Live Chat Support directly in Settings
UPDATE: in what appears to be a switch on the server end, Google has disabled this feature on my phone some hours after I got to try it out.
In the 7.1 preview the Settings screen has two tabs at the top: “All” and “Support”. In the Support tab are buttons for “Phone” and “Chat” support (chat is available from 8am to 11pm Central Standard Time, otherwise the chat button is grayed out and inactive). Also are the “Search help & send feedback” and “Explore tips & tricks” options on the bottom. The killer feature, though, is the live chat support. In the Pixel phones you can share screenshots in the chat window but not in the preview on the Nexus. Nevertheless, it’s still helpful (you see what I did there) to be able to get live chat support even without screenshot sharing. When I used it there was one issue I encountered (it’s a beta after all). After the support representative ends the chat you’ll see a “Take Survey” link at the bottom of the chat window but the survey never loaded for me.
Odds and Ends
How To Turn LED Notifications Back On
Bizarrely, the notification LED on my Nexus 6P is turned off by default on 7.1. To turn it back on, go to Settings/Notifications, tap the Advanced settings icon on the top right and toggle “Pulse notification light”.

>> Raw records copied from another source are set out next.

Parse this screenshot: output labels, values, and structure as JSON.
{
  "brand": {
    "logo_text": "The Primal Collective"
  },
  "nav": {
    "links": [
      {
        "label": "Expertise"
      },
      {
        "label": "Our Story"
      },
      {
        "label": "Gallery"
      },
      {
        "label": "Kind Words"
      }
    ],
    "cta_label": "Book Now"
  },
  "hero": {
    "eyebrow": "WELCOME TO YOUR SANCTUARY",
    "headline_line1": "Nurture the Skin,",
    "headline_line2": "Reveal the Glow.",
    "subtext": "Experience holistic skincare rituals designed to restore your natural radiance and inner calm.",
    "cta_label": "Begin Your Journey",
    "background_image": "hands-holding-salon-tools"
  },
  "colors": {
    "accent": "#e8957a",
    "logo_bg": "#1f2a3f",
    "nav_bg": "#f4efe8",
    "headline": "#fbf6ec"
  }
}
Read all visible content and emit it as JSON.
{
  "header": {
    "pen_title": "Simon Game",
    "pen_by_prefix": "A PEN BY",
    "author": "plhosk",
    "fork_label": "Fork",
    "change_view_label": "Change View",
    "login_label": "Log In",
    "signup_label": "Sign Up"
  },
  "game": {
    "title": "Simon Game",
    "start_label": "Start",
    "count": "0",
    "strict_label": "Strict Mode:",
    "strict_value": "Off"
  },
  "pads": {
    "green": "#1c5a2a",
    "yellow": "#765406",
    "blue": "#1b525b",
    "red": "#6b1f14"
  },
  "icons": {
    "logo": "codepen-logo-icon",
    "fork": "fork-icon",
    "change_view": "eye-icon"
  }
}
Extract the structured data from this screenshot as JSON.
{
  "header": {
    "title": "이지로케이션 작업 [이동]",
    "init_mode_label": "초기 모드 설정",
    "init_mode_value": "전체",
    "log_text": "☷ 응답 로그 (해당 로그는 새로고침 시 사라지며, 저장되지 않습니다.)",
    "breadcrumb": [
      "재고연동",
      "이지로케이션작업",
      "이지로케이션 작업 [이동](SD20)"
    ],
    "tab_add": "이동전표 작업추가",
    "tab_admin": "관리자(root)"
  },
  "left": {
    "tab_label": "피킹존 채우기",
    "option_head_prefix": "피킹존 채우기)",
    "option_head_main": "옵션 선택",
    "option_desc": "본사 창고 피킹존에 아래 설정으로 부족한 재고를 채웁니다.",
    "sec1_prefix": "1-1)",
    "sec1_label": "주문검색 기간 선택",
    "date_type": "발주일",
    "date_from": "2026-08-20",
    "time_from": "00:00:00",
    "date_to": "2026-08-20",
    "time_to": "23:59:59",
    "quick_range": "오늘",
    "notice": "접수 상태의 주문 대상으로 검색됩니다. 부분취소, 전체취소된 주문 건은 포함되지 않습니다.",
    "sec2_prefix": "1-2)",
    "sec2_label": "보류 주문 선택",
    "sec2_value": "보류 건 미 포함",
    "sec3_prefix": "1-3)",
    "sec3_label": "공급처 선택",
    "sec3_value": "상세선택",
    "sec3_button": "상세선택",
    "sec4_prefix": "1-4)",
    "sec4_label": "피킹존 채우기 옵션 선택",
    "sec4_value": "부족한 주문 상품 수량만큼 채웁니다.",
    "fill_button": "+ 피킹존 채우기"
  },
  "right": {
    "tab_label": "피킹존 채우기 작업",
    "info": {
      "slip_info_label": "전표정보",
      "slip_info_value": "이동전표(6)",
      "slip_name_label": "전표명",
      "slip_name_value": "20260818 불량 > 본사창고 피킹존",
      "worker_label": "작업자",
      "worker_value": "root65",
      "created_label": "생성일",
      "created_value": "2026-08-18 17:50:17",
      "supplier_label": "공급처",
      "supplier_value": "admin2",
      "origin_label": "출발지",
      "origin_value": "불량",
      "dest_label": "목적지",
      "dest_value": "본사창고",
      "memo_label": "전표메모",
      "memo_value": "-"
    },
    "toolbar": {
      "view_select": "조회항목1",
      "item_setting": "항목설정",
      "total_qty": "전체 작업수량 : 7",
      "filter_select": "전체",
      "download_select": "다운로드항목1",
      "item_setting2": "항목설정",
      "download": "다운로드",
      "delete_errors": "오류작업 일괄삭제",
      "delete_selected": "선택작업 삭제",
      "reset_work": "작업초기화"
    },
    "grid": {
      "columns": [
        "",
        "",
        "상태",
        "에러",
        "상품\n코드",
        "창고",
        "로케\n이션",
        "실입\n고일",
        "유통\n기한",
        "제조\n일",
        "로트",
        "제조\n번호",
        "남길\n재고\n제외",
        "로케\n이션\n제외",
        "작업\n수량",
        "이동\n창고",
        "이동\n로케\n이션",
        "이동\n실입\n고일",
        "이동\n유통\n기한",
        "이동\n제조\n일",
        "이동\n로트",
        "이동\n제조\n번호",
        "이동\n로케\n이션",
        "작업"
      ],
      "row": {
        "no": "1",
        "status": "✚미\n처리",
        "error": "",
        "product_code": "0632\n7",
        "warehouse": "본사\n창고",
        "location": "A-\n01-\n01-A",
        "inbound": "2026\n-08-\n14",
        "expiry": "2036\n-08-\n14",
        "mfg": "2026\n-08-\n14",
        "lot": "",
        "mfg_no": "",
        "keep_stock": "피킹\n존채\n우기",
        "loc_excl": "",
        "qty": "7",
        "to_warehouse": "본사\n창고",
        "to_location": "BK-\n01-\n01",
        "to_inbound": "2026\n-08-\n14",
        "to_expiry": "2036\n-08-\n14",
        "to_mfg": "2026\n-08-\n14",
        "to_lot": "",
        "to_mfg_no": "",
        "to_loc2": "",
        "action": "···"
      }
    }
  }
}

Night Light’s method was changed by Google in the 7.1 preview, and only the Pixel phones have the hardware drivers to support it. Night Light changes the display to a reddish hue at night at night (studies show blue light apparently interferes with the sleep cycle, hence this feature which eliminates blue light on your screen). Unfortunately, Nexus users won’t be seeing this new implementation of Night Light unless third-party options are employed.
Another feature Nexus users won’t be seeing in 7.1 is the fingerprint-scanner-swipe gesture to show the notification shade without having to swipe down on the display. Again, hardware support is lacking in Nexus devices so this will also be exclusive to Pixel phones.
Even though many Android 7.1 features are exclusive to Pixel phones, there are still compelling features available in the Developer Preview for the Nexus 6P, 5X and Pixel C tablet, especially (in my opinion) app shortcuts in the stock 7.1 launcher (aka Google Now Launcher). There are also a host of other more minor features I haven’t had the opportunity to review. Nexus 6 and 9 users will join the fun in November’s second Developer Preview build, and I imagine I’ll be taking that build for a spin on my Nexus 6P as well.